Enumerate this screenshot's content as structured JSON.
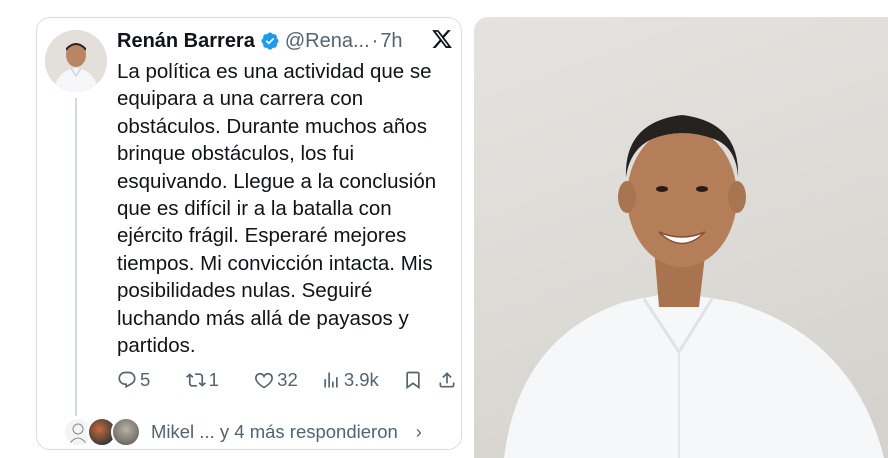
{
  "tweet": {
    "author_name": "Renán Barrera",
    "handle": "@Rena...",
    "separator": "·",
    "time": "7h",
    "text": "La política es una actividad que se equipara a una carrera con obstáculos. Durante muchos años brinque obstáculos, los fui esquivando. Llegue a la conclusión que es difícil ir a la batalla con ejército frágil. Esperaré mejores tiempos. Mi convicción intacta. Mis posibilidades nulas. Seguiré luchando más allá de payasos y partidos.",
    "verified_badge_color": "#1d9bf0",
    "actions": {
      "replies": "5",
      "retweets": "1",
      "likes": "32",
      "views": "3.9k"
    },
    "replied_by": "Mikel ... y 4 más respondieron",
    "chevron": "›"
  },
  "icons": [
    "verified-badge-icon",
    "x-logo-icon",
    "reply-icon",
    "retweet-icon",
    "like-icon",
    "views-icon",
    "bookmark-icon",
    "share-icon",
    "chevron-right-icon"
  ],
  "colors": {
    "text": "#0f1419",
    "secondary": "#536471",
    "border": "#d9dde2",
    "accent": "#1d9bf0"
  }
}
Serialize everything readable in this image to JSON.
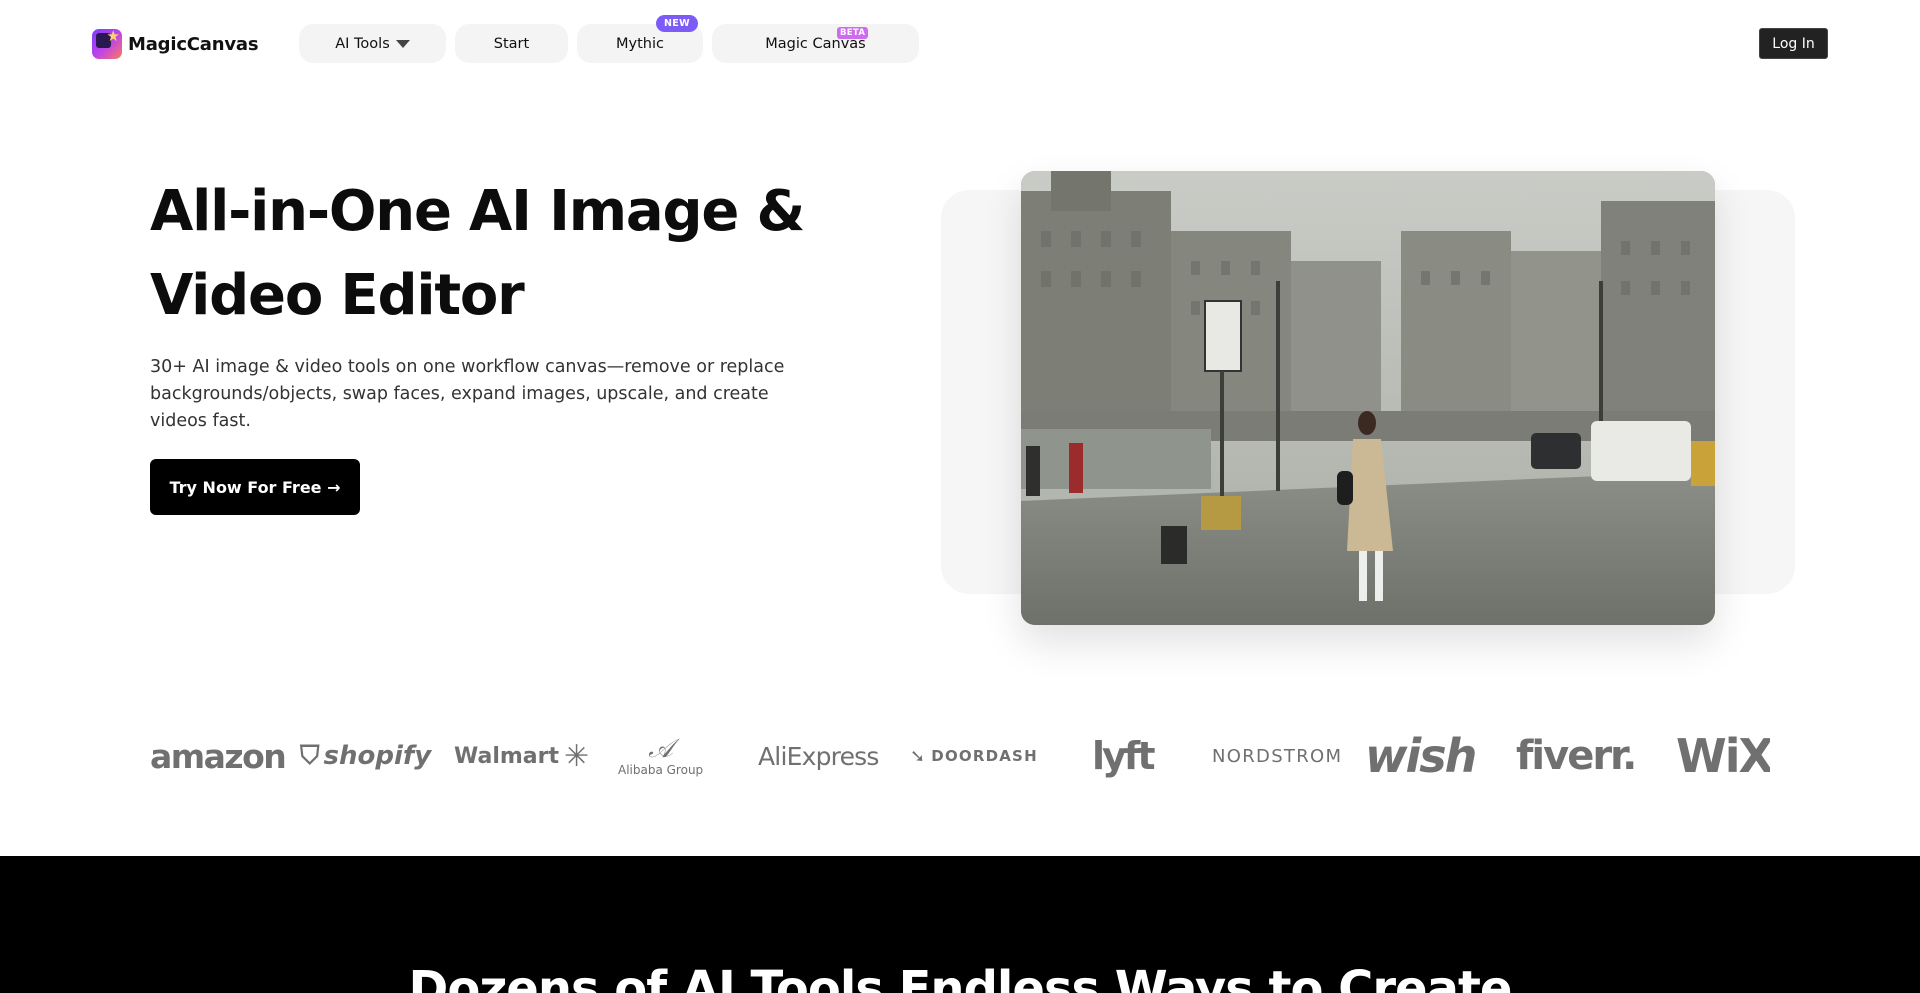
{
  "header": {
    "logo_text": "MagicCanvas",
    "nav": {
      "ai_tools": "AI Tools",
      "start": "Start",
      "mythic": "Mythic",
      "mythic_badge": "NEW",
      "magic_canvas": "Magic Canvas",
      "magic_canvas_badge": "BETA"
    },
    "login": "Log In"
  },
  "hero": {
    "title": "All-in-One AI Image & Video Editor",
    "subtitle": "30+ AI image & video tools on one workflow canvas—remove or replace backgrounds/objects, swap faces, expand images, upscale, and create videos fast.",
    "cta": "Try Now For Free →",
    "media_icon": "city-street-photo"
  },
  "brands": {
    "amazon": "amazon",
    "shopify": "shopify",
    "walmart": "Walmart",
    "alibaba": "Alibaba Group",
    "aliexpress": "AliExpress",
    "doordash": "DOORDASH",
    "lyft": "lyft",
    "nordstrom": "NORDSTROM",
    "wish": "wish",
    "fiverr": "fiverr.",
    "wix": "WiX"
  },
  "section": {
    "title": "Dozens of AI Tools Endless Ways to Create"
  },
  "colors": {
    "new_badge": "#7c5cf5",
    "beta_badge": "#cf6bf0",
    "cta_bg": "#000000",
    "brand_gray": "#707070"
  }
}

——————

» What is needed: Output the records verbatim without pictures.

» Answer area:
Enumerate this screenshot's content as structured JSON.
{
  "tweet": {
    "author_name": "Renán Barrera",
    "handle": "@Rena...",
    "separator": "·",
    "time": "7h",
    "text": "La política es una actividad que se equipara a una carrera con obstáculos. Durante muchos años brinque obstáculos, los fui esquivando. Llegue a la conclusión que es difícil ir a la batalla con ejército frágil. Esperaré mejores tiempos. Mi convicción intacta. Mis posibilidades nulas. Seguiré luchando más allá de payasos y partidos.",
    "verified_badge_color": "#1d9bf0",
    "actions": {
      "replies": "5",
      "retweets": "1",
      "likes": "32",
      "views": "3.9k"
    },
    "replied_by": "Mikel ... y 4 más respondieron",
    "chevron": "›"
  },
  "icons": [
    "verified-badge-icon",
    "x-logo-icon",
    "reply-icon",
    "retweet-icon",
    "like-icon",
    "views-icon",
    "bookmark-icon",
    "share-icon",
    "chevron-right-icon"
  ],
  "colors": {
    "text": "#0f1419",
    "secondary": "#536471",
    "border": "#d9dde2",
    "accent": "#1d9bf0"
  }
}
Serialize everything readable in this image to JSON.
{
  "header": {
    "logo_text": "MagicCanvas",
    "nav": {
      "ai_tools": "AI Tools",
      "start": "Start",
      "mythic": "Mythic",
      "mythic_badge": "NEW",
      "magic_canvas": "Magic Canvas",
      "magic_canvas_badge": "BETA"
    },
    "login": "Log In"
  },
  "hero": {
    "title": "All-in-One AI Image & Video Editor",
    "subtitle": "30+ AI image & video tools on one workflow canvas—remove or replace backgrounds/objects, swap faces, expand images, upscale, and create videos fast.",
    "cta": "Try Now For Free →",
    "media_icon": "city-street-photo"
  },
  "brands": {
    "amazon": "amazon",
    "shopify": "shopify",
    "walmart": "Walmart",
    "alibaba": "Alibaba Group",
    "aliexpress": "AliExpress",
    "doordash": "DOORDASH",
    "lyft": "lyft",
    "nordstrom": "NORDSTROM",
    "wish": "wish",
    "fiverr": "fiverr.",
    "wix": "WiX"
  },
  "section": {
    "title": "Dozens of AI Tools Endless Ways to Create"
  },
  "colors": {
    "new_badge": "#7c5cf5",
    "beta_badge": "#cf6bf0",
    "cta_bg": "#000000",
    "brand_gray": "#707070"
  }
}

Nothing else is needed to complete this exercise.